Marx was a bitter cuss, the odd positioning of whom in relation to religion from a Religious Studies perspective relates to the binary disambiguation in his thinking between what’s genuinely real and what’s not, namely mental projections and ideological phrasings. Reading Marx in my Theories and Method in Religion seminar, we spent some time closely attending to the famous passage about religion as the opiate of the people (in “Contribution to the Critique of Hegel’s Philosophy of Right: An Introduction”). We read it along with “On The Jewish Question,” selections from the German Ideology, and that extended passage on the commodity fetish from volume 1 of Capital, and also the Communist Manifesto. Quite clearly, my own mostly sour reading of Marx in seminar reflects my own controlling interest in images and in the aesthetic imagination.
In seminar, we are reading all of the classical theorists for what they have to say as much about modernity as they do about religion per se. The same carries through with Marx. About “On the Jewish Question,” I’ve written before here at the blog. What I sought to do there was to transvalue Marx’s critique, to affirm the dynamics of alienation and difference, Judaism and “money,” even perversion that Marx himself identified with such keen brilliance. What struck me reading Marx this time around was that his use of the racist conceptualization of the fetish, a stock figure in nineteenth century European letters, shares the same structure and function as the anti-Semitism in “On the Jewish Question.” In both are exhibited modern animus to archaic forms of religion. The anti-Semitic animus and the racial animus are deployed deliberately as political critique. The polemical upshot for Marx was that bourgeois society, i.e. Christian society, is nothing better than Judaism, no better than the primitive fetishism. But which is uglier? Is it the image in the mirror with which he wanted to show Europe its “real” visage or is it the ugly mirror, the prejudice itself, with which he does so?
The sticking point is how, philosophically definite notions about what’s “real” and what’s imagination and fantasy are coupled with an unerring confidence in the critic’s own ability as a political economist to discern the truth of the one (real economic conditions) and the falseness (theology) of the other. As a critical theoretician, there is no ultimate involution of the one and the other. Illusion, alienation, haggling, commodity fetish all sit on one side, destined to vanish into air like a puff of smoke, when once and for all are changed the material conditions that give them rise, when class distinction is finally abolished because the international proletariat will have become the human race, in the terrifying words of the Internationale.

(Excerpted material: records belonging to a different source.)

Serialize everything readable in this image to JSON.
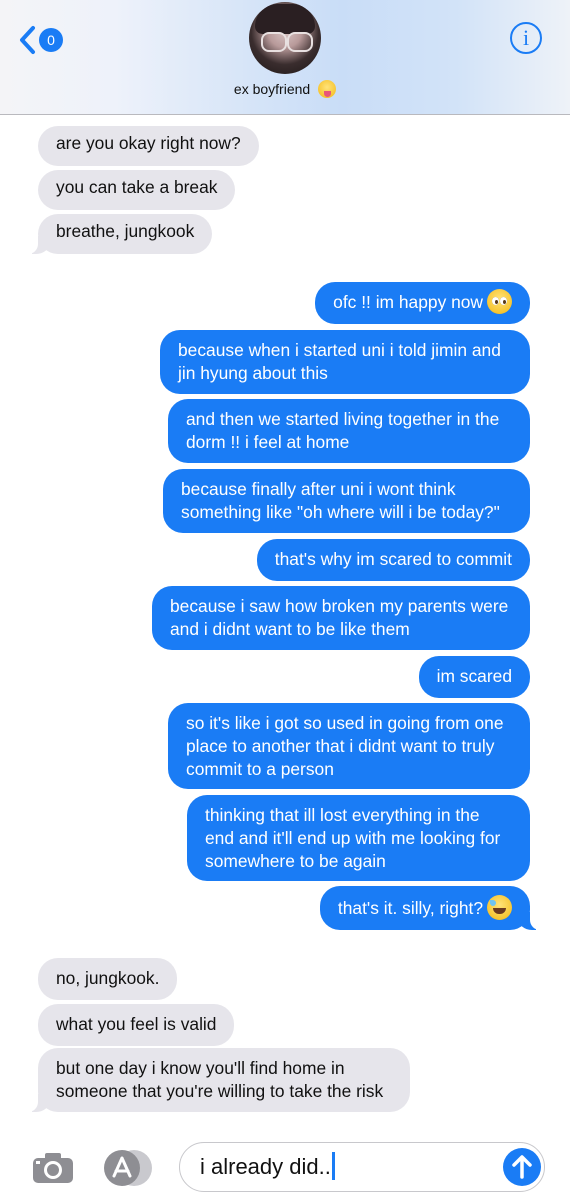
{
  "header": {
    "back_count": "0",
    "contact_name": "ex boyfriend",
    "info_glyph": "i",
    "contact_emoji": "zany-face-icon"
  },
  "colors": {
    "sent_bubble": "#1a7cf5",
    "received_bubble": "#e6e5eb",
    "accent": "#1a7cf5"
  },
  "messages": [
    {
      "dir": "received",
      "text": "are you okay right now?"
    },
    {
      "dir": "received",
      "text": "you can take a break"
    },
    {
      "dir": "received",
      "text": "breathe, jungkook"
    },
    {
      "dir": "sent",
      "text": "ofc !! im happy now",
      "emoji": "pleading-face-icon"
    },
    {
      "dir": "sent",
      "text": "because when i started uni i told jimin and\njin hyung about this"
    },
    {
      "dir": "sent",
      "text": "and then we started living together in the\ndorm !! i feel at home"
    },
    {
      "dir": "sent",
      "text": "because finally after uni i wont think\nsomething like \"oh where will i be today?\""
    },
    {
      "dir": "sent",
      "text": "that's why im scared to commit"
    },
    {
      "dir": "sent",
      "text": "because i saw how broken my parents were\nand i didnt want to be like them"
    },
    {
      "dir": "sent",
      "text": "im scared"
    },
    {
      "dir": "sent",
      "text": "so it's like i got so used in going from one\nplace to another that i didnt want to truly\ncommit to a person"
    },
    {
      "dir": "sent",
      "text": "thinking that ill lost everything in the\nend and it'll end up with me looking for\nsomewhere to be again"
    },
    {
      "dir": "sent",
      "text": "that's it. silly, right?",
      "emoji": "rolling-laughing-face-icon"
    },
    {
      "dir": "received",
      "text": "no, jungkook."
    },
    {
      "dir": "received",
      "text": "what you feel is valid"
    },
    {
      "dir": "received",
      "text": "but one day i know you'll find home in\nsomeone that you're willing to take the risk"
    }
  ],
  "composer": {
    "value": "i already did..",
    "camera_icon": "camera-icon",
    "apps_icon": "app-store-icon",
    "send_icon": "send-arrow-icon"
  }
}
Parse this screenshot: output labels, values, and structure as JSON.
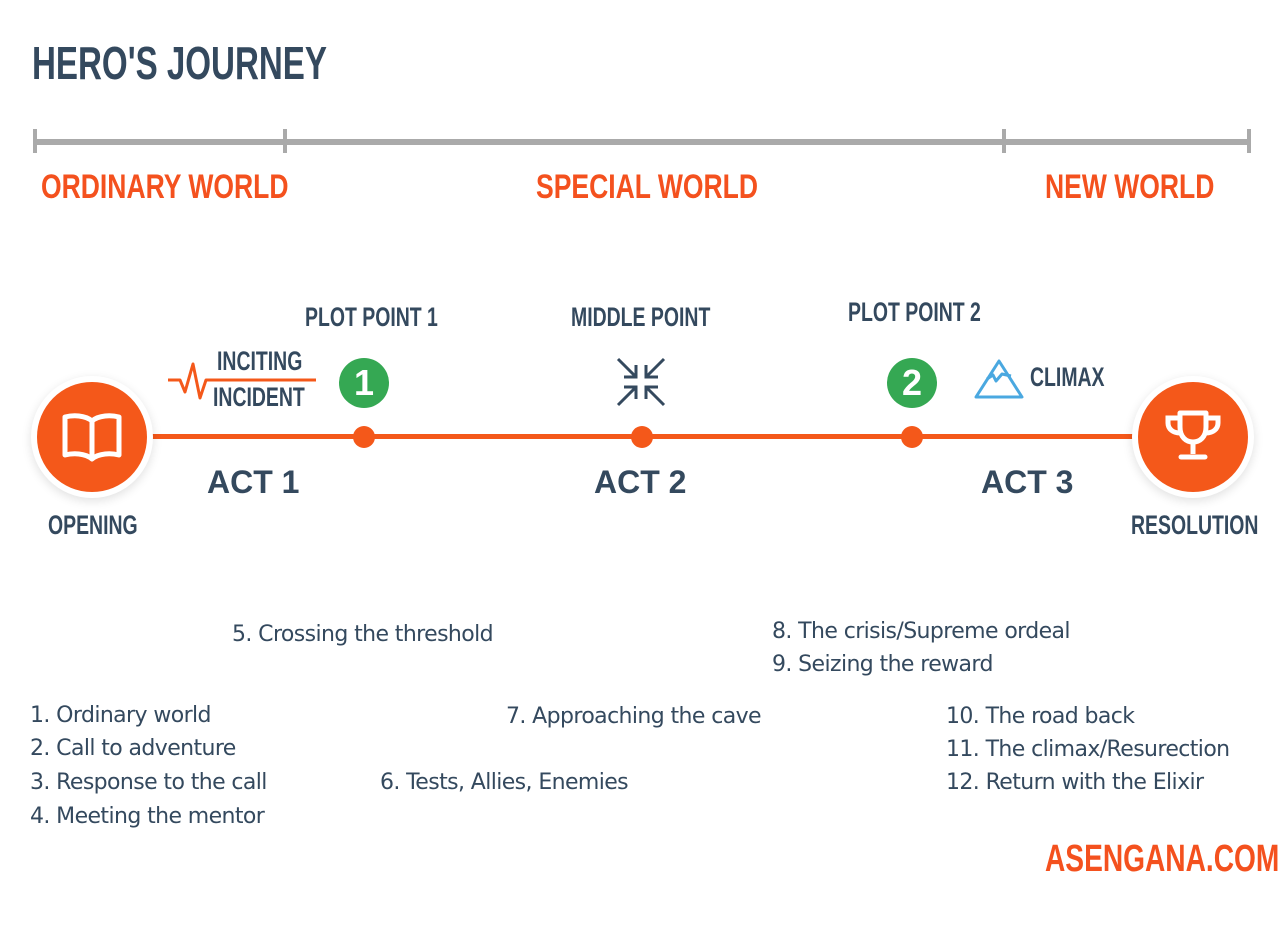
{
  "title": "HERO'S JOURNEY",
  "worlds": [
    {
      "label": "ORDINARY WORLD"
    },
    {
      "label": "SPECIAL WORLD"
    },
    {
      "label": "NEW WORLD"
    }
  ],
  "timeline": {
    "start": {
      "label": "OPENING",
      "icon": "book-icon"
    },
    "end": {
      "label": "RESOLUTION",
      "icon": "trophy-icon"
    },
    "inciting_incident": {
      "line1": "INCITING",
      "line2": "INCIDENT",
      "icon": "heartbeat-icon"
    },
    "plot_point_1": {
      "label": "PLOT POINT 1",
      "badge": "1"
    },
    "middle_point": {
      "label": "MIDDLE POINT",
      "icon": "compress-arrows-icon"
    },
    "plot_point_2": {
      "label": "PLOT POINT 2",
      "badge": "2"
    },
    "climax": {
      "label": "CLIMAX",
      "icon": "mountain-icon"
    },
    "acts": [
      "ACT 1",
      "ACT 2",
      "ACT 3"
    ]
  },
  "steps": [
    "1. Ordinary world",
    "2. Call to adventure",
    "3. Response to the call",
    "4. Meeting the mentor",
    "5. Crossing the threshold",
    "6. Tests, Allies, Enemies",
    "7. Approaching the cave",
    "8. The crisis/Supreme ordeal",
    "9. Seizing the reward",
    "10. The road back",
    "11. The climax/Resurection",
    "12. Return with the Elixir"
  ],
  "brand": "ASENGANA.COM",
  "colors": {
    "accent": "#f4581a",
    "dark": "#34495e",
    "green": "#35a853",
    "blue": "#4aa8e0",
    "rule": "#aaaaaa"
  }
}
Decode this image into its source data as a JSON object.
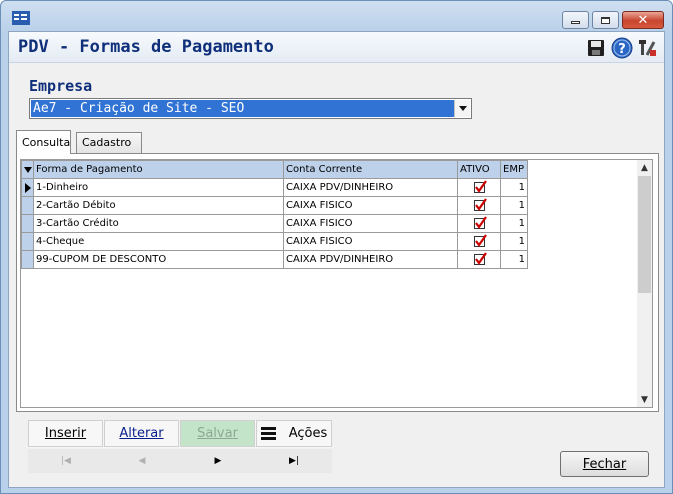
{
  "window": {
    "title": "PDV - Formas de Pagamento",
    "controls": [
      "minimize",
      "maximize",
      "close"
    ]
  },
  "header_icons": [
    "save-icon",
    "help-icon",
    "tools-icon"
  ],
  "empresa": {
    "label": "Empresa",
    "selected": "Ae7 - Criação de Site - SEO"
  },
  "tabs": [
    {
      "label": "Consulta",
      "active": true
    },
    {
      "label": "Cadastro",
      "active": false
    }
  ],
  "grid": {
    "columns": [
      "Forma de Pagamento",
      "Conta Corrente",
      "ATIVO",
      "EMP"
    ],
    "rows": [
      {
        "forma": "1-Dinheiro",
        "conta": "CAIXA PDV/DINHEIRO",
        "ativo": true,
        "emp": "1",
        "current": true
      },
      {
        "forma": "2-Cartão Débito",
        "conta": "CAIXA FISICO",
        "ativo": true,
        "emp": "1",
        "current": false
      },
      {
        "forma": "3-Cartão Crédito",
        "conta": "CAIXA FISICO",
        "ativo": true,
        "emp": "1",
        "current": false
      },
      {
        "forma": "4-Cheque",
        "conta": "CAIXA FISICO",
        "ativo": true,
        "emp": "1",
        "current": false
      },
      {
        "forma": "99-CUPOM DE DESCONTO",
        "conta": "CAIXA PDV/DINHEIRO",
        "ativo": true,
        "emp": "1",
        "current": false
      }
    ]
  },
  "toolbar": {
    "inserir": "Inserir",
    "alterar": "Alterar",
    "salvar": "Salvar",
    "acoes": "Ações"
  },
  "navigator": {
    "first": "|◀",
    "prior": "◀",
    "next": "▶",
    "last": "▶|"
  },
  "fechar": "Fechar",
  "colors": {
    "title_text": "#0f2f7a",
    "selection": "#3073d4",
    "grid_header": "#bdd1ea",
    "check_red": "#cc0000"
  }
}
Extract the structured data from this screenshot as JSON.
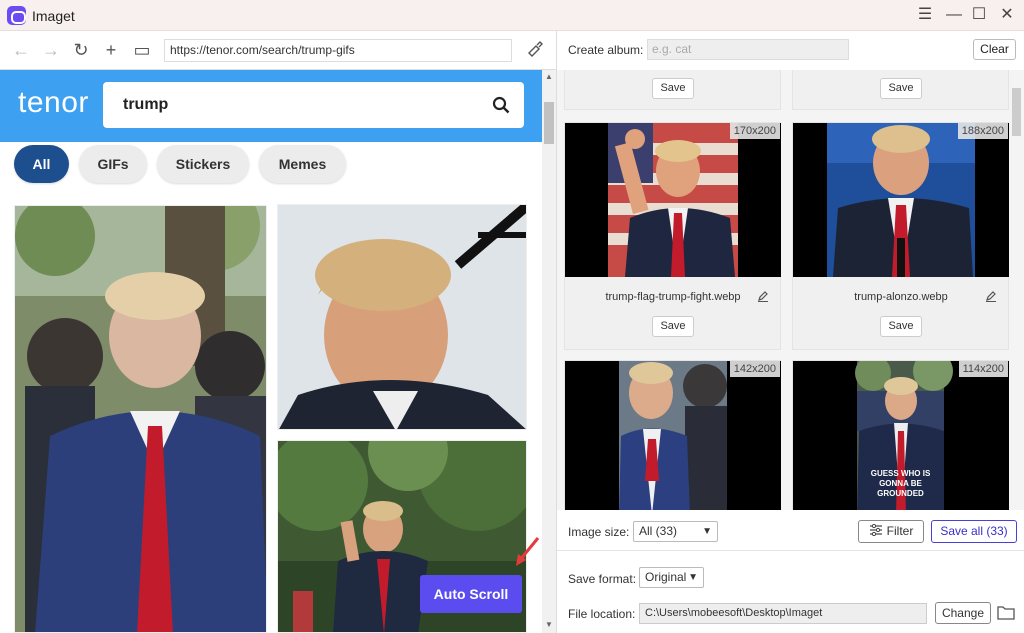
{
  "window": {
    "title": "Imaget"
  },
  "browser": {
    "url": "https://tenor.com/search/trump-gifs"
  },
  "tenor": {
    "logo": "tenor",
    "search_value": "trump",
    "chips": [
      "All",
      "GIFs",
      "Stickers",
      "Memes"
    ],
    "auto_scroll_label": "Auto Scroll"
  },
  "panel": {
    "create_album_label": "Create album:",
    "album_placeholder": "e.g. cat",
    "clear_label": "Clear",
    "save_label": "Save",
    "cards": [
      {
        "dims": "170x200",
        "filename": "trump-flag-trump-fight.webp"
      },
      {
        "dims": "188x200",
        "filename": "trump-alonzo.webp"
      },
      {
        "dims": "142x200",
        "filename": ""
      },
      {
        "dims": "114x200",
        "filename": ""
      }
    ],
    "image_size_label": "Image size:",
    "image_size_value": "All (33)",
    "filter_label": "Filter",
    "save_all_label": "Save all (33)",
    "save_format_label": "Save format:",
    "save_format_value": "Original",
    "file_location_label": "File location:",
    "file_location_value": "C:\\Users\\mobeesoft\\Desktop\\Imaget",
    "change_label": "Change",
    "card4_caption": "GUESS WHO IS GONNA BE GROUNDED"
  },
  "colors": {
    "accent": "#5b4cf0",
    "tenor_blue": "#3ea0f0",
    "chip_active": "#1d4f8f"
  }
}
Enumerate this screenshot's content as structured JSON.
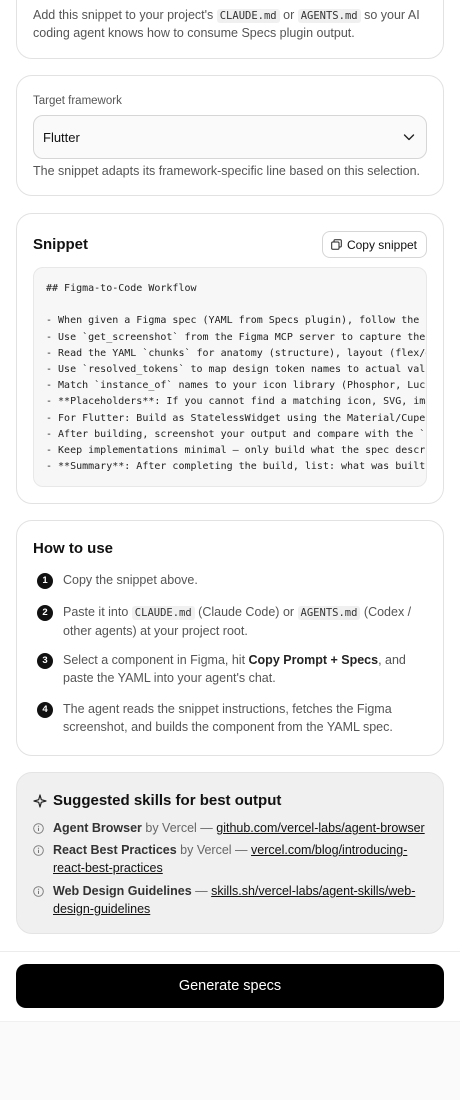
{
  "intro": {
    "text_pre": "Add this snippet to your project's ",
    "file1": "CLAUDE.md",
    "text_or": " or ",
    "file2": "AGENTS.md",
    "text_post": " so your AI coding agent knows how to consume Specs plugin output."
  },
  "framework": {
    "label": "Target framework",
    "selected": "Flutter",
    "help": "The snippet adapts its framework-specific line based on this selection."
  },
  "snippet": {
    "title": "Snippet",
    "copy_label": "Copy snippet",
    "lines": [
      "## Figma-to-Code Workflow",
      "",
      "- When given a Figma spec (YAML from Specs plugin), follow the i",
      "- Use `get_screenshot` from the Figma MCP server to capture the ",
      "- Read the YAML `chunks` for anatomy (structure), layout (flex/g",
      "- Use `resolved_tokens` to map design token names to actual valu",
      "- Match `instance_of` names to your icon library (Phosphor, Luci",
      "- **Placeholders**: If you cannot find a matching icon, SVG, ima",
      "- For Flutter: Build as StatelessWidget using the Material/Cuper",
      "- After building, screenshot your output and compare with the `.",
      "- Keep implementations minimal — only build what the spec descri",
      "- **Summary**: After completing the build, list: what was built "
    ]
  },
  "how": {
    "title": "How to use",
    "steps": [
      {
        "num": "1",
        "text": "Copy the snippet above."
      },
      {
        "num": "2",
        "pre": "Paste it into ",
        "code1": "CLAUDE.md",
        "mid": " (Claude Code) or ",
        "code2": "AGENTS.md",
        "post": " (Codex / other agents) at your project root."
      },
      {
        "num": "3",
        "pre": "Select a component in Figma, hit ",
        "bold": "Copy Prompt + Specs",
        "post": ", and paste the YAML into your agent's chat."
      },
      {
        "num": "4",
        "text": "The agent reads the snippet instructions, fetches the Figma screenshot, and builds the component from the YAML spec."
      }
    ]
  },
  "skills": {
    "title": "Suggested skills for best output",
    "items": [
      {
        "name": "Agent Browser",
        "by": " by Vercel — ",
        "link": "github.com/vercel-labs/agent-browser"
      },
      {
        "name": "React Best Practices",
        "by": " by Vercel — ",
        "link": "vercel.com/blog/introducing-react-best-practices"
      },
      {
        "name": "Web Design Guidelines",
        "by": " — ",
        "link": "skills.sh/vercel-labs/agent-skills/web-design-guidelines"
      }
    ]
  },
  "footer": {
    "generate_label": "Generate specs"
  },
  "icons": {
    "chevron": "chevron-down-icon",
    "copy": "copy-icon",
    "sparkle": "sparkle-icon",
    "info": "info-icon"
  },
  "colors": {
    "primary_button": "#000000",
    "skills_bg": "#f0f0f0"
  }
}
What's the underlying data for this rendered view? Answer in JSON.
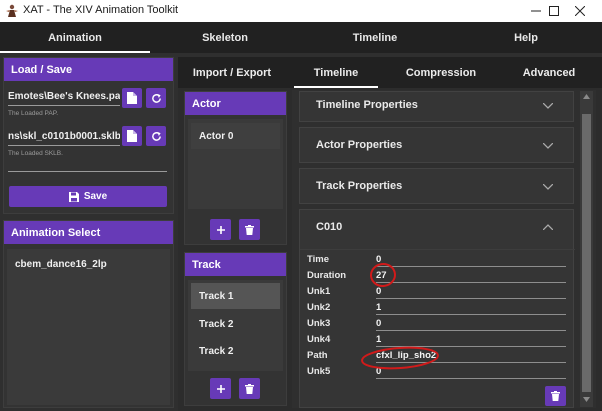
{
  "window": {
    "title": "XAT - The XIV Animation Toolkit",
    "controls": {
      "minimize": "—",
      "maximize": "☐",
      "close": "✕"
    }
  },
  "main_tabs": [
    {
      "label": "Animation",
      "active": true
    },
    {
      "label": "Skeleton",
      "active": false
    },
    {
      "label": "Timeline",
      "active": false
    },
    {
      "label": "Help",
      "active": false
    }
  ],
  "load_save": {
    "header": "Load / Save",
    "pap_path": "Emotes\\Bee's Knees.pap",
    "pap_hint": "The Loaded PAP.",
    "sklb_path": "ns\\skl_c0101b0001.sklb",
    "sklb_hint": "The Loaded SKLB.",
    "save_label": "Save"
  },
  "animation_select": {
    "header": "Animation Select",
    "items": [
      "cbem_dance16_2lp"
    ]
  },
  "sub_tabs": [
    {
      "label": "Import / Export",
      "active": false
    },
    {
      "label": "Timeline",
      "active": true
    },
    {
      "label": "Compression",
      "active": false
    },
    {
      "label": "Advanced",
      "active": false
    }
  ],
  "actor": {
    "header": "Actor",
    "items": [
      "Actor 0"
    ]
  },
  "track": {
    "header": "Track",
    "items": [
      "Track 1",
      "Track 2",
      "Track 2"
    ]
  },
  "properties": {
    "timeline_props": "Timeline Properties",
    "actor_props": "Actor Properties",
    "track_props": "Track Properties"
  },
  "c010": {
    "header": "C010",
    "fields": [
      {
        "label": "Time",
        "value": "0"
      },
      {
        "label": "Duration",
        "value": "27"
      },
      {
        "label": "Unk1",
        "value": "0"
      },
      {
        "label": "Unk2",
        "value": "1"
      },
      {
        "label": "Unk3",
        "value": "0"
      },
      {
        "label": "Unk4",
        "value": "1"
      },
      {
        "label": "Path",
        "value": "cfxl_lip_sho2"
      },
      {
        "label": "Unk5",
        "value": "0"
      }
    ]
  },
  "colors": {
    "accent": "#673ab7",
    "annotation": "#d11a1a"
  }
}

Exercising Marx throughout these essays is the sharply demarcated difference between real versus ersatz happiness, between real need (food, drink, procreative sex) versus the surplus wants of advanced market economies with the liberation of “man” as “species being” standing over the rights-invested emancipation of the bourgeois citizen. About “On The Jewish Question” I will say again that it could just as well be the case that the unreal reality constituted by Marx as “Judaism” or the unreality of the commodity fetish is far more real than simple species being, which is a necessary but insufficient material condition of human existence. The more plastic reality than “species being” are those that belong to African or capitalist (pace Jewish) materialities.
Reading Marx for religion, I have formed in my own mind, as it were, a cartoon of him skulking around a wretched market in a dirty coat, stomping his foot at the haunting spectral presence of theological simulacra. Marx and Marxist thought together have something of the spectacle about them. That’s how I would read him more charitably than I am doing so here. But for the actual reality of spectacle in the worlds of religion and the market Marx had zero sympathy, and only some understanding as to the enduring character of fantasy and illusion, along with religion and other forms of consciousness. Located alongside the market, religion would be for Marx a funhouse hall of mirrors in which appear all kinds of surrealistically distorted apparitions, Jewish grotesques, primitive fetish objects, and social hieroglyphics. As a one-eyed realist, Marx seems to have missed the very real reasons why one might, in fact, have good reason to participate in back and forth exchange between this for that, be that one commodity for another, or this world for that world, the material and the symbolic, etc. etc.
None of what Marx identified is settled. This includes alienation, the tensions between material structure and ideological superstructure (the way they match up and the way they do not match up), the stubbornness of matter and material need aligned with the simulacra of religion and money, the abiding reality of social conflict and human misery, and the capacity and incapacity of human beings to create change. With no way out of this Platonic cave, with no way past “Judaism” and the “fetish,” about these things, we will always have to “haggle,” at least in this material life. The violent political temper in Marx against the imagination reflects a violent social world that Marx with matching animus could only interpret.